_EXERCISE BRIEF:_ Go through the entries below and copy each line that holds the word "this".

_RECORDS SHOWN:_
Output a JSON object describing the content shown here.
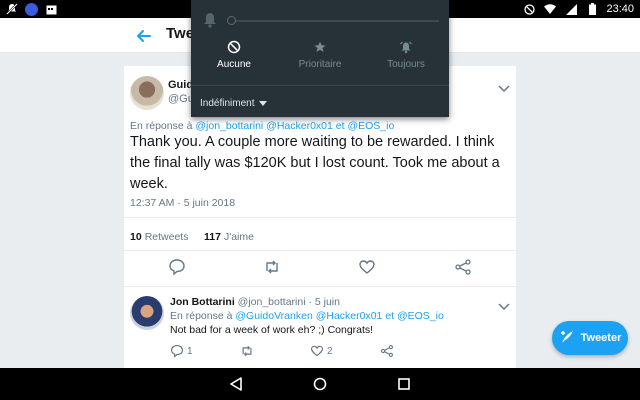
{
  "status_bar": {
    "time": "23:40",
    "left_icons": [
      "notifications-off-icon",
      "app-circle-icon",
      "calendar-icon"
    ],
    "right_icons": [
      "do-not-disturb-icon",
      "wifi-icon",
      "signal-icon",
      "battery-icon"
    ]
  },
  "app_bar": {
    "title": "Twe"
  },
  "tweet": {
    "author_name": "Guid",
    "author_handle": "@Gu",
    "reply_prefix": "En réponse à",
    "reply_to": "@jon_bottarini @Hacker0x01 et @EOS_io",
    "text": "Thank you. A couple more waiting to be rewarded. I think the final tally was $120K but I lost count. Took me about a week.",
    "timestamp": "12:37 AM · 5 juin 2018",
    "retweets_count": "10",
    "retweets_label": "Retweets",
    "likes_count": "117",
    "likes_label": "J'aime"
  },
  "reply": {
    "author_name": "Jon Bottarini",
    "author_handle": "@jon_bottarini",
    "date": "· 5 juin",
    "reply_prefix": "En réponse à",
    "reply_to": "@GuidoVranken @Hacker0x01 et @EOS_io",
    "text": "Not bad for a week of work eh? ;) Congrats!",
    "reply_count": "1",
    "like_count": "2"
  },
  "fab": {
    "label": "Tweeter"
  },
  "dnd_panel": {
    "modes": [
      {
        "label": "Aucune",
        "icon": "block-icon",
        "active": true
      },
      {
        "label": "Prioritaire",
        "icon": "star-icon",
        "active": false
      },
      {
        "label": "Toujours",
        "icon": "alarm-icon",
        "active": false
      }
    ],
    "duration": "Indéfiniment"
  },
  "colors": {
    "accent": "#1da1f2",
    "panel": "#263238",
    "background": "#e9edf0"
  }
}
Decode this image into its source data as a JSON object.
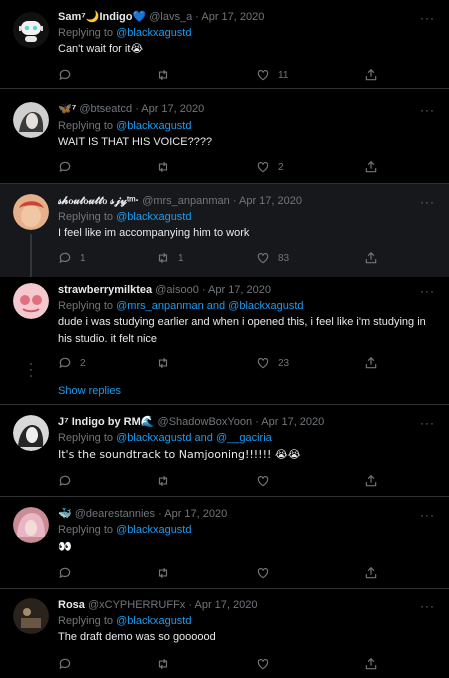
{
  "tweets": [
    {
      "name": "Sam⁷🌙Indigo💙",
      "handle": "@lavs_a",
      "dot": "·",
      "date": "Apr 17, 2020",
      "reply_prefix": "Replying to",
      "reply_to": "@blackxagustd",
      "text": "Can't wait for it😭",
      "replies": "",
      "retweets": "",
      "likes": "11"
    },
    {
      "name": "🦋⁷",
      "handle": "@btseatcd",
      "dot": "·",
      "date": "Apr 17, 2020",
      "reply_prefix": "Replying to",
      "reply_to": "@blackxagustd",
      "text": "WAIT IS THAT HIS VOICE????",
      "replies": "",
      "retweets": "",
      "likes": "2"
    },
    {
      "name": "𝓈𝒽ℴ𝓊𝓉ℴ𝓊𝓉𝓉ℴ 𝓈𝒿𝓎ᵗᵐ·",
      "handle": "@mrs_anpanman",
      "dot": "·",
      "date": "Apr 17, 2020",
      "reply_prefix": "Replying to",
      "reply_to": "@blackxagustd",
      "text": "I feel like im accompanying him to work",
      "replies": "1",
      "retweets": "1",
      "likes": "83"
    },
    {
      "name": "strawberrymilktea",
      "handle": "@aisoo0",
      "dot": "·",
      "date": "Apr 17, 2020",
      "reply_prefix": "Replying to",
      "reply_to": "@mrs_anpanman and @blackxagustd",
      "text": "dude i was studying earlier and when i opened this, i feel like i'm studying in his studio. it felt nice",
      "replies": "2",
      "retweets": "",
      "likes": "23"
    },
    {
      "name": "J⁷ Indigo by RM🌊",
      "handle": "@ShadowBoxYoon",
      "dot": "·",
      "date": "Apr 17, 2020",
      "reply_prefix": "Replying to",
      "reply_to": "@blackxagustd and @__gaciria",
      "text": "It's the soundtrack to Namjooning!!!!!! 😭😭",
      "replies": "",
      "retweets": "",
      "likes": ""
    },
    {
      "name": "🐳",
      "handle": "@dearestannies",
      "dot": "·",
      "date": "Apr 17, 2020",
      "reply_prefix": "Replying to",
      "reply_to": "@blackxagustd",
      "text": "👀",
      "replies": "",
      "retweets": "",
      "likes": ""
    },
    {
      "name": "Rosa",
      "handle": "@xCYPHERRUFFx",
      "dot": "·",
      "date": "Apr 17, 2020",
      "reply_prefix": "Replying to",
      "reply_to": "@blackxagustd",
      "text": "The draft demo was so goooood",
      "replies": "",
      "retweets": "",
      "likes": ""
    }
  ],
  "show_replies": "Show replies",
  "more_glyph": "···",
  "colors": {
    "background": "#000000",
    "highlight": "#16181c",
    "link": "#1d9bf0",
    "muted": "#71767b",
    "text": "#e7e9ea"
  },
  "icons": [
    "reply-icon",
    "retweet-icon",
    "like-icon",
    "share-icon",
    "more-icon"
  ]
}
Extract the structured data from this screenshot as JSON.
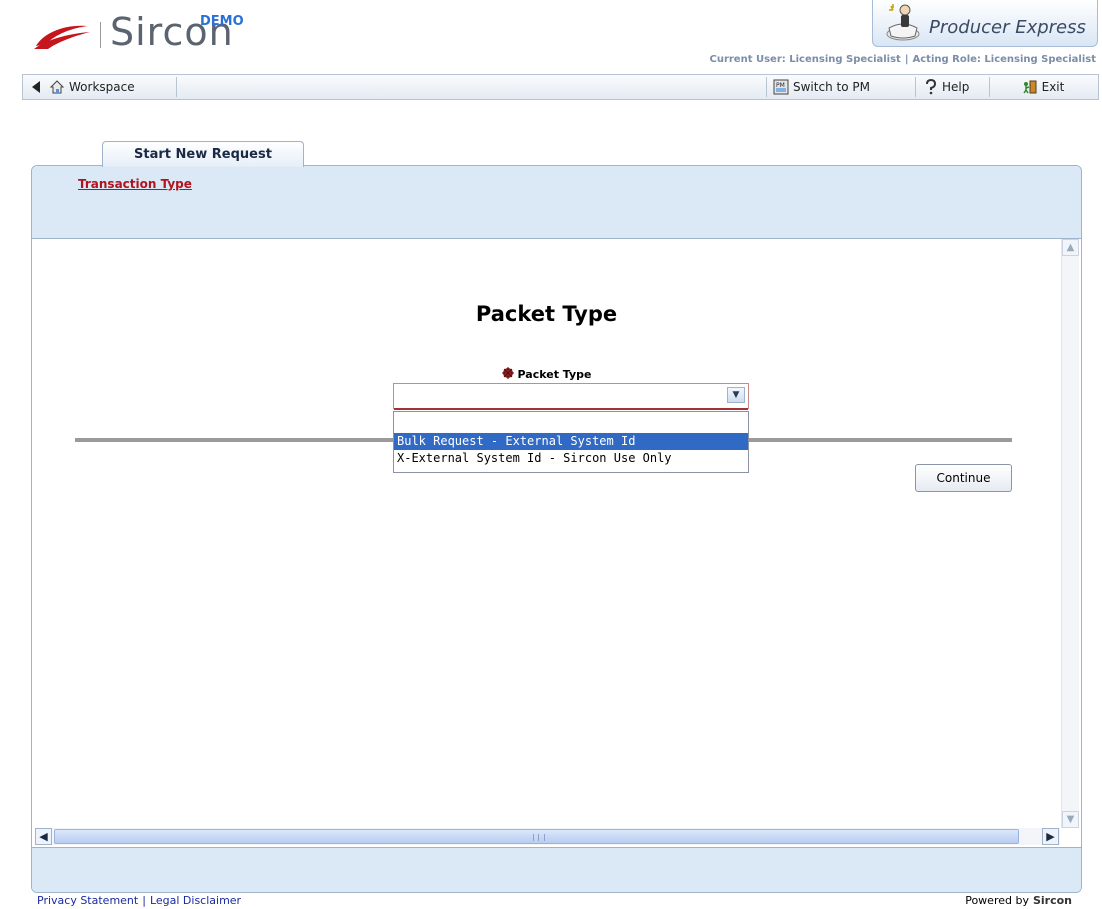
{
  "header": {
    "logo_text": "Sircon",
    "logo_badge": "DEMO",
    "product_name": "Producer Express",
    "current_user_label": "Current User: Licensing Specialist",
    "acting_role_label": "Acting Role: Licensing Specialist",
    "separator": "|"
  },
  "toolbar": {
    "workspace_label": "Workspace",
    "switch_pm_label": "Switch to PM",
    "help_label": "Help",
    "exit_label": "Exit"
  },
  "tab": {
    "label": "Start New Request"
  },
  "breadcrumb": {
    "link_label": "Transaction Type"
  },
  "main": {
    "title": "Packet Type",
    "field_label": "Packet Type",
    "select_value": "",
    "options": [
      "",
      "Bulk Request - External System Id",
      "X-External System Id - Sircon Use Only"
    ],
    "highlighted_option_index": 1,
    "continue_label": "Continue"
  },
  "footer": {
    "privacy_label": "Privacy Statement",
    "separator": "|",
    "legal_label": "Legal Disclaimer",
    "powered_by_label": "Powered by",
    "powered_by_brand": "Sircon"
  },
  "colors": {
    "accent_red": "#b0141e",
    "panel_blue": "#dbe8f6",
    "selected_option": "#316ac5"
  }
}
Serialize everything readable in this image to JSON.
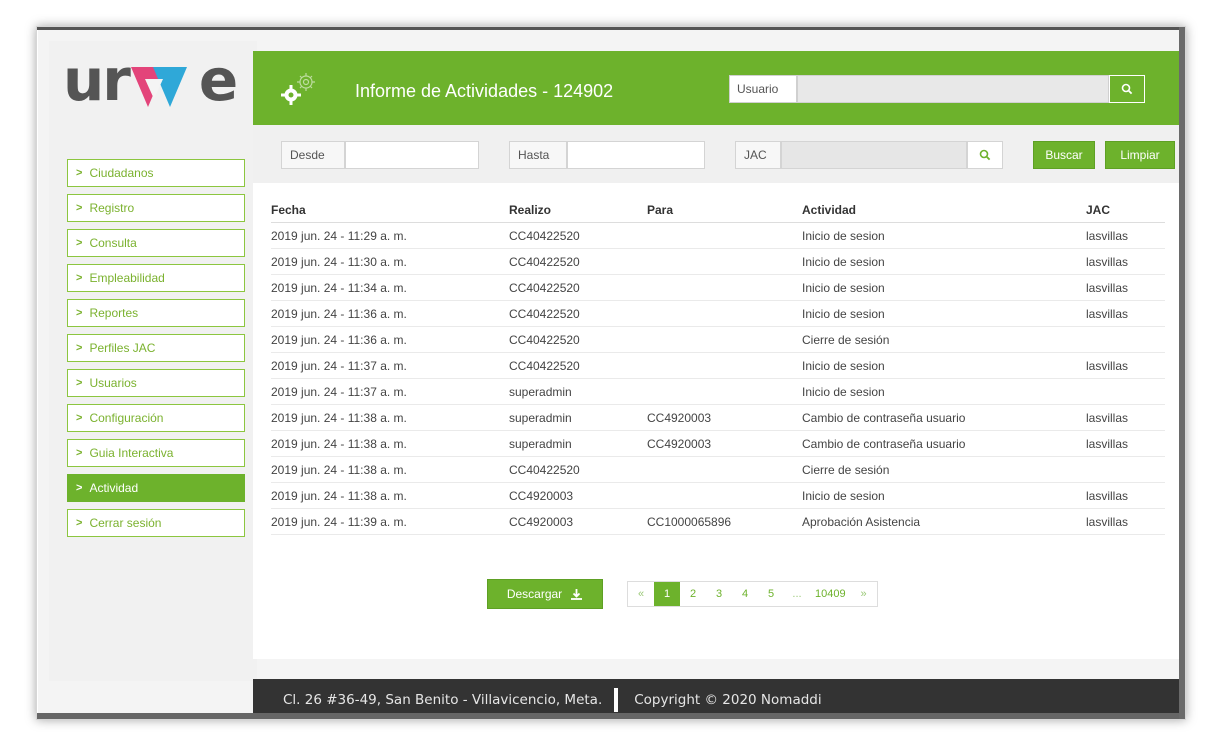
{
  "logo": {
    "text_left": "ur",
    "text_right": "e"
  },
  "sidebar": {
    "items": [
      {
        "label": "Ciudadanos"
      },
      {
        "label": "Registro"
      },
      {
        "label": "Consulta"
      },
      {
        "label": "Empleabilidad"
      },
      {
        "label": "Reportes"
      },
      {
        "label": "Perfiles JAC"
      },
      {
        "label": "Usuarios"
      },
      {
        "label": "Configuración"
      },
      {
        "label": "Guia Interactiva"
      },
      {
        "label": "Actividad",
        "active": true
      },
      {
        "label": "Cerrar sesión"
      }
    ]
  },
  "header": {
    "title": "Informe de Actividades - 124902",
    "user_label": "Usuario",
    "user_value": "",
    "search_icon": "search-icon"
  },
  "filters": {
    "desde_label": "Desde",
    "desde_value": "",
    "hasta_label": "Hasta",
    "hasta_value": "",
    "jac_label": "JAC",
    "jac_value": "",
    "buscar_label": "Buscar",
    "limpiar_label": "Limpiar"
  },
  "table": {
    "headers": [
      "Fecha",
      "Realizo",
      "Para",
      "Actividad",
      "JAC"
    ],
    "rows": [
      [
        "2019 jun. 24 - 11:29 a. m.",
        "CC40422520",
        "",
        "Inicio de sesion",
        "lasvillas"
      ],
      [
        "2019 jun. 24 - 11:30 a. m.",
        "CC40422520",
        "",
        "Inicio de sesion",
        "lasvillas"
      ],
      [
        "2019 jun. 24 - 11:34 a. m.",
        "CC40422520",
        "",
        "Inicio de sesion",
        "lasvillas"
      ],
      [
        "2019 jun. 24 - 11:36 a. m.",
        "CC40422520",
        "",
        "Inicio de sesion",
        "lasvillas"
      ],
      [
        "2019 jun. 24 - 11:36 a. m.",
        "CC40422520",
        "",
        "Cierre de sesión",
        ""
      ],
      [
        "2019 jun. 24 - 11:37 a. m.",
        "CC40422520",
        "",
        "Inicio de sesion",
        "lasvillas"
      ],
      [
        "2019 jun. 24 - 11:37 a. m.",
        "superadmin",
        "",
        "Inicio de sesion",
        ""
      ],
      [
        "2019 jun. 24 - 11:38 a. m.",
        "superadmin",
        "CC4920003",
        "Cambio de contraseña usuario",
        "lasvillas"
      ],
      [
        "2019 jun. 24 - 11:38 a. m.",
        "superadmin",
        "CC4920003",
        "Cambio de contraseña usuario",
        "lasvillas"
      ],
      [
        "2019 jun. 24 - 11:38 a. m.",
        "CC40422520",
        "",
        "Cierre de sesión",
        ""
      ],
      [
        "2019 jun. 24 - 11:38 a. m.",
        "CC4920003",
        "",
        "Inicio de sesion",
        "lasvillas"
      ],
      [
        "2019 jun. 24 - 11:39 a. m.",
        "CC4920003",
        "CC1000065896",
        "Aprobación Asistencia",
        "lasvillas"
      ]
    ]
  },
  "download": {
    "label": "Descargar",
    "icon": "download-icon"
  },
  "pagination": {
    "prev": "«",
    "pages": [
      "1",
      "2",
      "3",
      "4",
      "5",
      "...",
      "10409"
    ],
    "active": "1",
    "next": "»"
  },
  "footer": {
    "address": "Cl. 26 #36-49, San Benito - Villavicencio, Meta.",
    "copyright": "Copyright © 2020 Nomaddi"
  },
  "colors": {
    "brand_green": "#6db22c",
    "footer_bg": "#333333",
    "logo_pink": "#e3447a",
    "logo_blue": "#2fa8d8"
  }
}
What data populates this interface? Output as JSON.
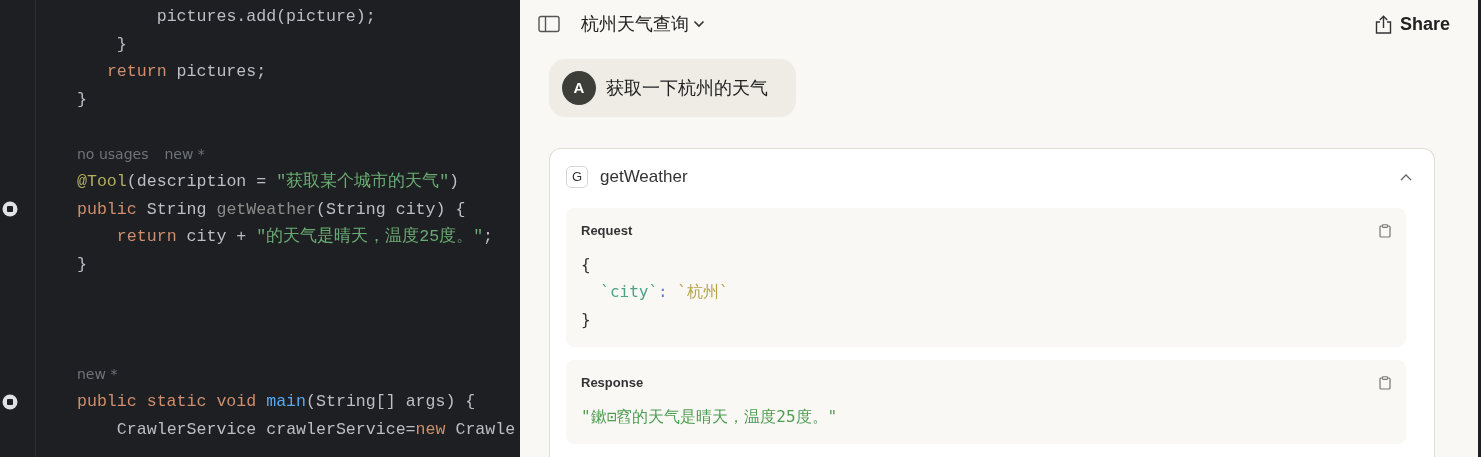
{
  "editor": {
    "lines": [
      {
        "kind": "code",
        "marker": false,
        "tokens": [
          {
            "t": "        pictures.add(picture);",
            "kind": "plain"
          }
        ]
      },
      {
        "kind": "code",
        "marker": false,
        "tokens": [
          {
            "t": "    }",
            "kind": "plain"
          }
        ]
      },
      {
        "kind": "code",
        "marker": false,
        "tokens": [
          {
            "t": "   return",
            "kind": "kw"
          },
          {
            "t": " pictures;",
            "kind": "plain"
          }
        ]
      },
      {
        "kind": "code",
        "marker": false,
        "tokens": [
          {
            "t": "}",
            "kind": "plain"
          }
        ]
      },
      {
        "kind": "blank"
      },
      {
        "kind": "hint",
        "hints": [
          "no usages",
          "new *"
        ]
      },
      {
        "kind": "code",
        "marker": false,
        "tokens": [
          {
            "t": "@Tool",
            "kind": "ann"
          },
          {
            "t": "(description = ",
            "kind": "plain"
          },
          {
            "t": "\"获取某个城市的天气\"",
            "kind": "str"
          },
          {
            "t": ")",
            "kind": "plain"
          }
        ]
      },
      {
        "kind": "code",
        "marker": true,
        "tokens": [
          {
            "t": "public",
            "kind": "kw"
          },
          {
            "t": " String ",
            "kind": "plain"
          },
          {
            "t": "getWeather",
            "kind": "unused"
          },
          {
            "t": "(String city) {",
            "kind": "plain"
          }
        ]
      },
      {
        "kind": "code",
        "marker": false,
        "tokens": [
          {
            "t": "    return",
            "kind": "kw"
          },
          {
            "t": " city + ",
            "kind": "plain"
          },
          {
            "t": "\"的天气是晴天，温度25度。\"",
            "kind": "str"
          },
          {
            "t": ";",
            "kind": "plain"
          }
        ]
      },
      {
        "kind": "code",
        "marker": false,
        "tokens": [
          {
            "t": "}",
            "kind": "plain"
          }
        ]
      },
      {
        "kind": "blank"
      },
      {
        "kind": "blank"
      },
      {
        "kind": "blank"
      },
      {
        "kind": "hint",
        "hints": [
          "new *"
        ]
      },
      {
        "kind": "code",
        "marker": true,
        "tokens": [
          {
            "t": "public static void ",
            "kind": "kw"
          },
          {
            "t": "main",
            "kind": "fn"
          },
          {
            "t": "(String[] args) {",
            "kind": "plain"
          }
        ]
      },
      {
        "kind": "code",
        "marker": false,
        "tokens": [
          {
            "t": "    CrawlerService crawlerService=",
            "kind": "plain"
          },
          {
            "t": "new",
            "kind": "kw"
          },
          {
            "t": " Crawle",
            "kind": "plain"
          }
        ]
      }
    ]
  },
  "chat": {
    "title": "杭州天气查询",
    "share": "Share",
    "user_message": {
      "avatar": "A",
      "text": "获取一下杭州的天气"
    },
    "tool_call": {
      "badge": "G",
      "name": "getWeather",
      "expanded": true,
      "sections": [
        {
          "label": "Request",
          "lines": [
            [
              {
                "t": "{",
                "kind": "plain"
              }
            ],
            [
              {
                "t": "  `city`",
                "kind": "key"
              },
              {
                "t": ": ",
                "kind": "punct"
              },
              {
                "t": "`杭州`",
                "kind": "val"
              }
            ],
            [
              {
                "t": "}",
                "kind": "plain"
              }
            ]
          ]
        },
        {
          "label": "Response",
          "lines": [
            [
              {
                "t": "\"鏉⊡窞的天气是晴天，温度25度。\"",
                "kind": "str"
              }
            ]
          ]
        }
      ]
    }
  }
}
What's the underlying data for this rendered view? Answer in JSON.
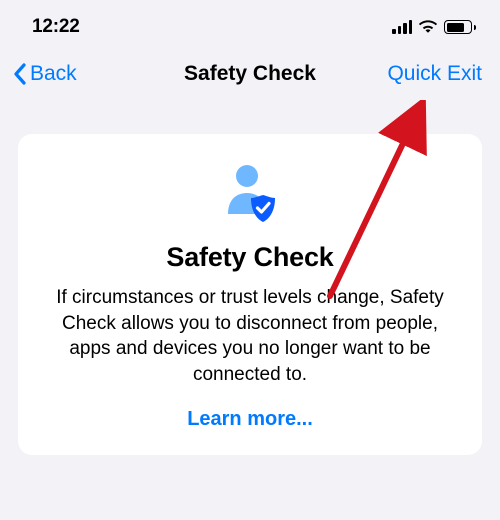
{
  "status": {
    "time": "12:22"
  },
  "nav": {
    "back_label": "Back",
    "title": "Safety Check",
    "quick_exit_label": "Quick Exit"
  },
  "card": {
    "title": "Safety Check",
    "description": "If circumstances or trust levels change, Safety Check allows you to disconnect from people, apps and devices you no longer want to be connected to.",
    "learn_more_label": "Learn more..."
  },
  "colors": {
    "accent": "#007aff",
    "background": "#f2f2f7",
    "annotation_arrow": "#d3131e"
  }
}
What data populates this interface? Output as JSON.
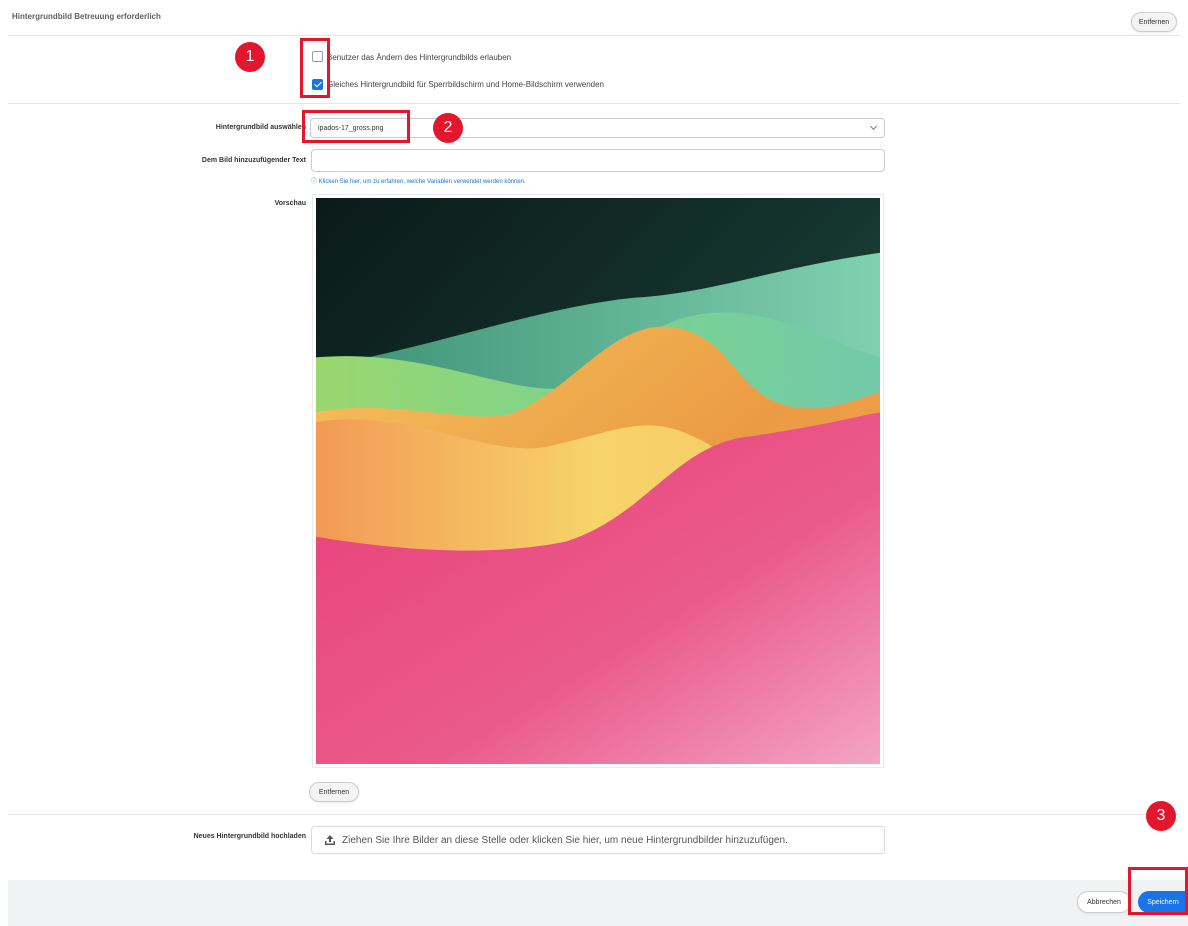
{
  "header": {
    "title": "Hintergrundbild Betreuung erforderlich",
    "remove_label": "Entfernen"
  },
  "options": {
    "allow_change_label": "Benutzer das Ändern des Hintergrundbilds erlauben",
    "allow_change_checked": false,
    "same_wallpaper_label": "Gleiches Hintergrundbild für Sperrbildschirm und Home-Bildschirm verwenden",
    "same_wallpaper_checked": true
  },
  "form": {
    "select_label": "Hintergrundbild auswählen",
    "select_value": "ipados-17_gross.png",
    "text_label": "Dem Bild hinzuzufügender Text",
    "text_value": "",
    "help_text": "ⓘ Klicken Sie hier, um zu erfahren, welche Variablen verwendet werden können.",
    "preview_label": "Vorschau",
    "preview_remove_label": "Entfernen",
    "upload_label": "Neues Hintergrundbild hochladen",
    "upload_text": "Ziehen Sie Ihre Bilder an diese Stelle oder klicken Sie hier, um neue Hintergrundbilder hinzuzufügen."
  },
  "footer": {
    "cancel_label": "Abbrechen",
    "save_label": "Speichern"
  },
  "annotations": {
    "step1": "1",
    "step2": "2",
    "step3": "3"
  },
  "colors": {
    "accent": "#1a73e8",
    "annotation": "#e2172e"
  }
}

_RESPONSE TO THE EXERCISE:_
Decode this image into its source data as a JSON object.
      "text": "dude i was studying earlier and when i opened this, i feel like i'm studying in his studio. it felt nice",
Extract the structured data from this screenshot as JSON.
Serialize everything readable in this image to JSON.
What data populates this interface? Output as JSON.
What's the underlying data for this rendered view? Answer in JSON.
What data populates this interface? Output as JSON.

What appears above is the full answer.